BEGIN Provided material

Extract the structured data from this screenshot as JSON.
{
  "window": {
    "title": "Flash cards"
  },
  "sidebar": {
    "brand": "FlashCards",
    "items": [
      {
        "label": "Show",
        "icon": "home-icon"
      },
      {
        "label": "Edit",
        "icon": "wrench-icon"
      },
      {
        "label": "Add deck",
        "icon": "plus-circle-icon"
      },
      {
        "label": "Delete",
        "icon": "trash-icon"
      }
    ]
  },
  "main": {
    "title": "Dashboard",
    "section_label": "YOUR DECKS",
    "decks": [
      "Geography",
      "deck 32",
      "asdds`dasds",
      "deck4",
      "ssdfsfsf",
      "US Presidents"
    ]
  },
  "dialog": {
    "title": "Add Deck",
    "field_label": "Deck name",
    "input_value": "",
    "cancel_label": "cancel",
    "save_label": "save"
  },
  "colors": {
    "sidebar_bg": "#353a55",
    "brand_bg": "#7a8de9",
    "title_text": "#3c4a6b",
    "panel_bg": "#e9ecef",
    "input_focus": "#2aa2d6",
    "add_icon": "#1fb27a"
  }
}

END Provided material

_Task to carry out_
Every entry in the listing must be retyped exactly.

_The answer_
Extract the structured data from this screenshot as JSON.
{
  "window": {
    "title": "Flash cards"
  },
  "sidebar": {
    "brand": "FlashCards",
    "items": [
      {
        "label": "Show",
        "icon": "home-icon"
      },
      {
        "label": "Edit",
        "icon": "wrench-icon"
      },
      {
        "label": "Add deck",
        "icon": "plus-circle-icon"
      },
      {
        "label": "Delete",
        "icon": "trash-icon"
      }
    ]
  },
  "main": {
    "title": "Dashboard",
    "section_label": "YOUR DECKS",
    "decks": [
      "Geography",
      "deck 32",
      "asdds`dasds",
      "deck4",
      "ssdfsfsf",
      "US Presidents"
    ]
  },
  "dialog": {
    "title": "Add Deck",
    "field_label": "Deck name",
    "input_value": "",
    "cancel_label": "cancel",
    "save_label": "save"
  },
  "colors": {
    "sidebar_bg": "#353a55",
    "brand_bg": "#7a8de9",
    "title_text": "#3c4a6b",
    "panel_bg": "#e9ecef",
    "input_focus": "#2aa2d6",
    "add_icon": "#1fb27a"
  }
}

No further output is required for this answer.